Activity> Below are records; state how many of their lines hold the word "life", and give only the figure.

Provided information>
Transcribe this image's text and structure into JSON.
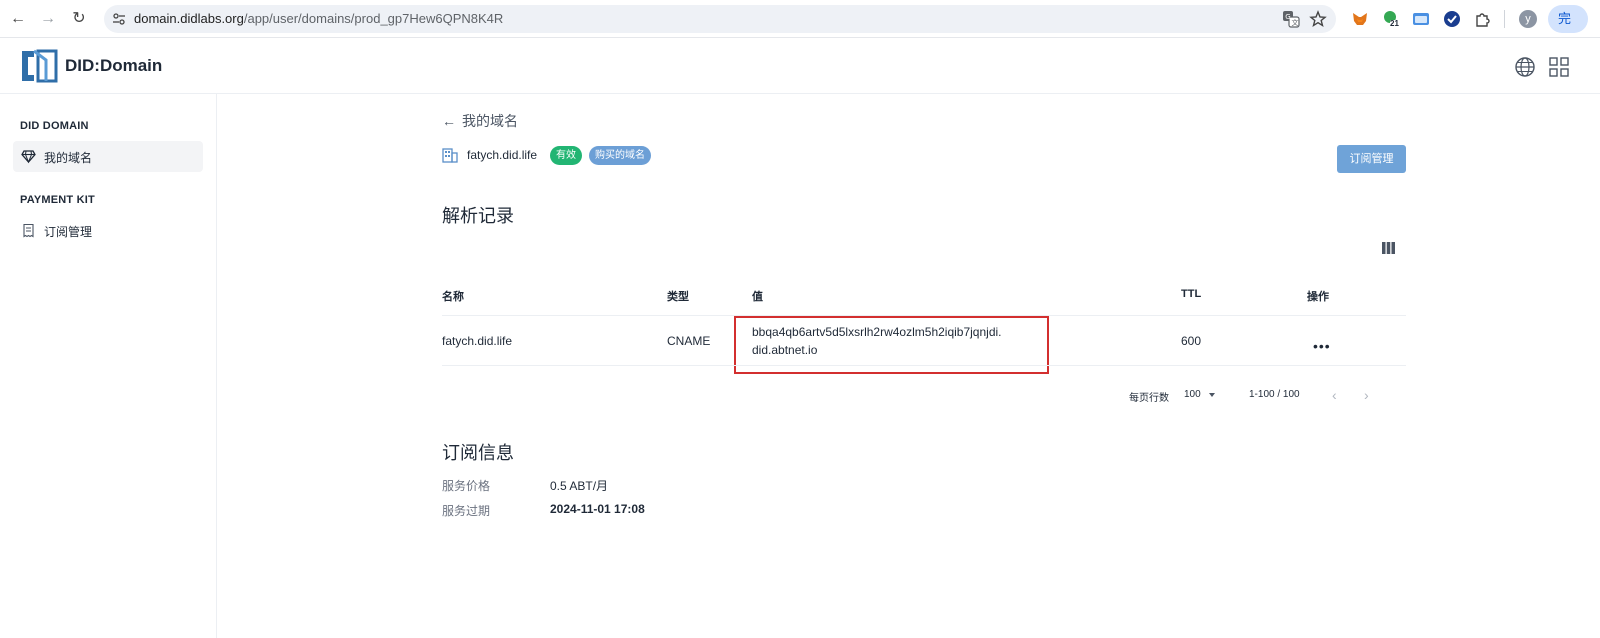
{
  "browser": {
    "url_host": "domain.didlabs.org",
    "url_path": "/app/user/domains/prod_gp7Hew6QPN8K4R",
    "badge_count": "21",
    "profile_initial": "y",
    "complete_label": "完"
  },
  "header": {
    "brand": "DID:Domain"
  },
  "sidebar": {
    "section1": "DID DOMAIN",
    "item1": "我的域名",
    "section2": "PAYMENT KIT",
    "item2": "订阅管理"
  },
  "main": {
    "back_label": "我的域名",
    "domain_name": "fatych.did.life",
    "badge_valid": "有效",
    "badge_bought": "购买的域名",
    "subscription_button": "订阅管理",
    "records_title": "解析记录",
    "table": {
      "headers": [
        "名称",
        "类型",
        "值",
        "TTL",
        "操作"
      ],
      "rows": [
        {
          "name": "fatych.did.life",
          "type": "CNAME",
          "value_line1": "bbqa4qb6artv5d5lxsrlh2rw4ozlm5h2iqib7jqnjdi.",
          "value_line2": "did.abtnet.io",
          "ttl": "600"
        }
      ]
    },
    "pager": {
      "rows_per_page_label": "每页行数",
      "rows_per_page": "100",
      "range": "1-100 / 100"
    },
    "subscription_title": "订阅信息",
    "price_label": "服务价格",
    "price_value": "0.5 ABT/月",
    "expire_label": "服务过期",
    "expire_value": "2024-11-01 17:08"
  }
}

Output of the task> 2